Items from a data source:
=== Section Start ===
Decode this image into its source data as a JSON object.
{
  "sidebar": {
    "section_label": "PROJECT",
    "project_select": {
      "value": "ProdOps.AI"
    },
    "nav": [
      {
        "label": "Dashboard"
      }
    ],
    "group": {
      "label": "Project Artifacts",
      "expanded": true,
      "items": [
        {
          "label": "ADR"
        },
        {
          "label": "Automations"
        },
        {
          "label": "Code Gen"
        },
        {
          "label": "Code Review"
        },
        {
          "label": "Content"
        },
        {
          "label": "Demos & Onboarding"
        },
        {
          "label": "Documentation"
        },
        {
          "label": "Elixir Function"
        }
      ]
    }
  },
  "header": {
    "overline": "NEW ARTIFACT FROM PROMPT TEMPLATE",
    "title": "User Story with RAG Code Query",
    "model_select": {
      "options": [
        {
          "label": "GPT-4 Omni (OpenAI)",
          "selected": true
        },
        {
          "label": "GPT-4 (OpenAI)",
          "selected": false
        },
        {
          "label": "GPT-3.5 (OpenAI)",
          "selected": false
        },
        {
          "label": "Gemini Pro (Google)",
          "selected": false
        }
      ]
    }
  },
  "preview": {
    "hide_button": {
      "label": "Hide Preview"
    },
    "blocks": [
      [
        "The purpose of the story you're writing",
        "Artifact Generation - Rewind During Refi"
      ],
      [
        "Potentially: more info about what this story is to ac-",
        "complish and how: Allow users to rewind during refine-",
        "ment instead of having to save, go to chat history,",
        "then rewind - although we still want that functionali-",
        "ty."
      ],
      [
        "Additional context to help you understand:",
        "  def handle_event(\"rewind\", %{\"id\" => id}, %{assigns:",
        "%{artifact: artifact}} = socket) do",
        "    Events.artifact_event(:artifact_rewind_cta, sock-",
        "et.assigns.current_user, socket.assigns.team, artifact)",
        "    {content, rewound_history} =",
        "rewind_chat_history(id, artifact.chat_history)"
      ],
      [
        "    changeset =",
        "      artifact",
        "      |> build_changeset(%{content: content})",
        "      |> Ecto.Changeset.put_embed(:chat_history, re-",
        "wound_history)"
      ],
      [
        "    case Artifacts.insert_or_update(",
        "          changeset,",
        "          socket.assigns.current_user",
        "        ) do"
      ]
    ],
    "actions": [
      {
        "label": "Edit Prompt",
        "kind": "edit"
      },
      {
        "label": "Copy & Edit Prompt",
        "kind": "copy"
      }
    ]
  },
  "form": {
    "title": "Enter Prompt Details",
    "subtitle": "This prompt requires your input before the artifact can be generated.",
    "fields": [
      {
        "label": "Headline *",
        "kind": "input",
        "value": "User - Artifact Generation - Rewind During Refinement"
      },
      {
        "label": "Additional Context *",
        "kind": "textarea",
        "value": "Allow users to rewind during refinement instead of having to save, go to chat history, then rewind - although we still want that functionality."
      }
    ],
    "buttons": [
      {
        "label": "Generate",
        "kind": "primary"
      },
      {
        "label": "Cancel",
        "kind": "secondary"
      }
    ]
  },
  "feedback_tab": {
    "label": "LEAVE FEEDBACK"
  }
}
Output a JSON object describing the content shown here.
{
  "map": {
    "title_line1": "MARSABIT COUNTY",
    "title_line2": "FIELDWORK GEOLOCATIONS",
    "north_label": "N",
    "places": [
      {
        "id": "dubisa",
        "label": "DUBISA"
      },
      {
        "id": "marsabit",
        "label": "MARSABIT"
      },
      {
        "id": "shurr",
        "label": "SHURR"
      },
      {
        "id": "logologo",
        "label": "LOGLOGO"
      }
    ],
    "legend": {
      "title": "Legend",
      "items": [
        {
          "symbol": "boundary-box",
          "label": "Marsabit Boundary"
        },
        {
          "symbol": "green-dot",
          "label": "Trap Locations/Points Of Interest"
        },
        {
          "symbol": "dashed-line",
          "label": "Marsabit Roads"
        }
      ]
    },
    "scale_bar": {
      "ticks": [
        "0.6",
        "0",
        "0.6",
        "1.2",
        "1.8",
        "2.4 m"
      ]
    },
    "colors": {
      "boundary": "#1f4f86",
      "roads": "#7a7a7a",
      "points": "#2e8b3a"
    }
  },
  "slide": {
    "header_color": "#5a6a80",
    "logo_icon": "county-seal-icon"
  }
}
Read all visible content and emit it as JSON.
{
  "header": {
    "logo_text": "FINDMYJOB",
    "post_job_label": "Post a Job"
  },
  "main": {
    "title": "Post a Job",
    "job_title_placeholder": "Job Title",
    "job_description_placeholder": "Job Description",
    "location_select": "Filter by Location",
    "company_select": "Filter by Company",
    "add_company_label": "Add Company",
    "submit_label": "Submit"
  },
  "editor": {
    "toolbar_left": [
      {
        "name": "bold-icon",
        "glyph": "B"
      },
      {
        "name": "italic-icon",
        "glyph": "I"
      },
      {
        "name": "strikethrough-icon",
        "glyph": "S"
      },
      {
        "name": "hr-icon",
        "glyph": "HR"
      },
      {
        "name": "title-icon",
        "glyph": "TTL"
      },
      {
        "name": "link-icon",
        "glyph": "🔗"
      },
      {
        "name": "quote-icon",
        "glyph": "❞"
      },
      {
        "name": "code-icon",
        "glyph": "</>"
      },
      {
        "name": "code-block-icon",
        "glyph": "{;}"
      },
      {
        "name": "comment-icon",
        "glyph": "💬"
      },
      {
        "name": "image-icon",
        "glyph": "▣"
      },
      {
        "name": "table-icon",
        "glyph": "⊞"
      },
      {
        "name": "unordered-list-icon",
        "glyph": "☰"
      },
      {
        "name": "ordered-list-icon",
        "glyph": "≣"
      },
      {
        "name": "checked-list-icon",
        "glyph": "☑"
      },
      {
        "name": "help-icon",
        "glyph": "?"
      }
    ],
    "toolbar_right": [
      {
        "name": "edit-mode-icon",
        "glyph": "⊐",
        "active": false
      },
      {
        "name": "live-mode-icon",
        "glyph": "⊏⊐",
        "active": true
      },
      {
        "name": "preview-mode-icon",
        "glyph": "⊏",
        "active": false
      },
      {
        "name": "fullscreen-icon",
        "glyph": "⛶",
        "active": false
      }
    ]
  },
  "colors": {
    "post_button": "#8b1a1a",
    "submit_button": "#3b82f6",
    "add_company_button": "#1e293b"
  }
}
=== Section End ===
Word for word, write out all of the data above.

Decode this image into its source data as a JSON object.
{
  "sidebar": {
    "section_label": "PROJECT",
    "project_select": {
      "value": "ProdOps.AI"
    },
    "nav": [
      {
        "label": "Dashboard"
      }
    ],
    "group": {
      "label": "Project Artifacts",
      "expanded": true,
      "items": [
        {
          "label": "ADR"
        },
        {
          "label": "Automations"
        },
        {
          "label": "Code Gen"
        },
        {
          "label": "Code Review"
        },
        {
          "label": "Content"
        },
        {
          "label": "Demos & Onboarding"
        },
        {
          "label": "Documentation"
        },
        {
          "label": "Elixir Function"
        }
      ]
    }
  },
  "header": {
    "overline": "NEW ARTIFACT FROM PROMPT TEMPLATE",
    "title": "User Story with RAG Code Query",
    "model_select": {
      "options": [
        {
          "label": "GPT-4 Omni (OpenAI)",
          "selected": true
        },
        {
          "label": "GPT-4 (OpenAI)",
          "selected": false
        },
        {
          "label": "GPT-3.5 (OpenAI)",
          "selected": false
        },
        {
          "label": "Gemini Pro (Google)",
          "selected": false
        }
      ]
    }
  },
  "preview": {
    "hide_button": {
      "label": "Hide Preview"
    },
    "blocks": [
      [
        "The purpose of the story you're writing",
        "Artifact Generation - Rewind During Refi"
      ],
      [
        "Potentially: more info about what this story is to ac-",
        "complish and how: Allow users to rewind during refine-",
        "ment instead of having to save, go to chat history,",
        "then rewind - although we still want that functionali-",
        "ty."
      ],
      [
        "Additional context to help you understand:",
        "  def handle_event(\"rewind\", %{\"id\" => id}, %{assigns:",
        "%{artifact: artifact}} = socket) do",
        "    Events.artifact_event(:artifact_rewind_cta, sock-",
        "et.assigns.current_user, socket.assigns.team, artifact)",
        "    {content, rewound_history} =",
        "rewind_chat_history(id, artifact.chat_history)"
      ],
      [
        "    changeset =",
        "      artifact",
        "      |> build_changeset(%{content: content})",
        "      |> Ecto.Changeset.put_embed(:chat_history, re-",
        "wound_history)"
      ],
      [
        "    case Artifacts.insert_or_update(",
        "          changeset,",
        "          socket.assigns.current_user",
        "        ) do"
      ]
    ],
    "actions": [
      {
        "label": "Edit Prompt",
        "kind": "edit"
      },
      {
        "label": "Copy & Edit Prompt",
        "kind": "copy"
      }
    ]
  },
  "form": {
    "title": "Enter Prompt Details",
    "subtitle": "This prompt requires your input before the artifact can be generated.",
    "fields": [
      {
        "label": "Headline *",
        "kind": "input",
        "value": "User - Artifact Generation - Rewind During Refinement"
      },
      {
        "label": "Additional Context *",
        "kind": "textarea",
        "value": "Allow users to rewind during refinement instead of having to save, go to chat history, then rewind - although we still want that functionality."
      }
    ],
    "buttons": [
      {
        "label": "Generate",
        "kind": "primary"
      },
      {
        "label": "Cancel",
        "kind": "secondary"
      }
    ]
  },
  "feedback_tab": {
    "label": "LEAVE FEEDBACK"
  }
}
Output a JSON object describing the content shown here.
{
  "map": {
    "title_line1": "MARSABIT COUNTY",
    "title_line2": "FIELDWORK GEOLOCATIONS",
    "north_label": "N",
    "places": [
      {
        "id": "dubisa",
        "label": "DUBISA"
      },
      {
        "id": "marsabit",
        "label": "MARSABIT"
      },
      {
        "id": "shurr",
        "label": "SHURR"
      },
      {
        "id": "logologo",
        "label": "LOGLOGO"
      }
    ],
    "legend": {
      "title": "Legend",
      "items": [
        {
          "symbol": "boundary-box",
          "label": "Marsabit Boundary"
        },
        {
          "symbol": "green-dot",
          "label": "Trap Locations/Points Of Interest"
        },
        {
          "symbol": "dashed-line",
          "label": "Marsabit Roads"
        }
      ]
    },
    "scale_bar": {
      "ticks": [
        "0.6",
        "0",
        "0.6",
        "1.2",
        "1.8",
        "2.4 m"
      ]
    },
    "colors": {
      "boundary": "#1f4f86",
      "roads": "#7a7a7a",
      "points": "#2e8b3a"
    }
  },
  "slide": {
    "header_color": "#5a6a80",
    "logo_icon": "county-seal-icon"
  }
}
Read all visible content and emit it as JSON.
{
  "header": {
    "logo_text": "FINDMYJOB",
    "post_job_label": "Post a Job"
  },
  "main": {
    "title": "Post a Job",
    "job_title_placeholder": "Job Title",
    "job_description_placeholder": "Job Description",
    "location_select": "Filter by Location",
    "company_select": "Filter by Company",
    "add_company_label": "Add Company",
    "submit_label": "Submit"
  },
  "editor": {
    "toolbar_left": [
      {
        "name": "bold-icon",
        "glyph": "B"
      },
      {
        "name": "italic-icon",
        "glyph": "I"
      },
      {
        "name": "strikethrough-icon",
        "glyph": "S"
      },
      {
        "name": "hr-icon",
        "glyph": "HR"
      },
      {
        "name": "title-icon",
        "glyph": "TTL"
      },
      {
        "name": "link-icon",
        "glyph": "🔗"
      },
      {
        "name": "quote-icon",
        "glyph": "❞"
      },
      {
        "name": "code-icon",
        "glyph": "</>"
      },
      {
        "name": "code-block-icon",
        "glyph": "{;}"
      },
      {
        "name": "comment-icon",
        "glyph": "💬"
      },
      {
        "name": "image-icon",
        "glyph": "▣"
      },
      {
        "name": "table-icon",
        "glyph": "⊞"
      },
      {
        "name": "unordered-list-icon",
        "glyph": "☰"
      },
      {
        "name": "ordered-list-icon",
        "glyph": "≣"
      },
      {
        "name": "checked-list-icon",
        "glyph": "☑"
      },
      {
        "name": "help-icon",
        "glyph": "?"
      }
    ],
    "toolbar_right": [
      {
        "name": "edit-mode-icon",
        "glyph": "⊐",
        "active": false
      },
      {
        "name": "live-mode-icon",
        "glyph": "⊏⊐",
        "active": true
      },
      {
        "name": "preview-mode-icon",
        "glyph": "⊏",
        "active": false
      },
      {
        "name": "fullscreen-icon",
        "glyph": "⛶",
        "active": false
      }
    ]
  },
  "colors": {
    "post_button": "#8b1a1a",
    "submit_button": "#3b82f6",
    "add_company_button": "#1e293b"
  }
}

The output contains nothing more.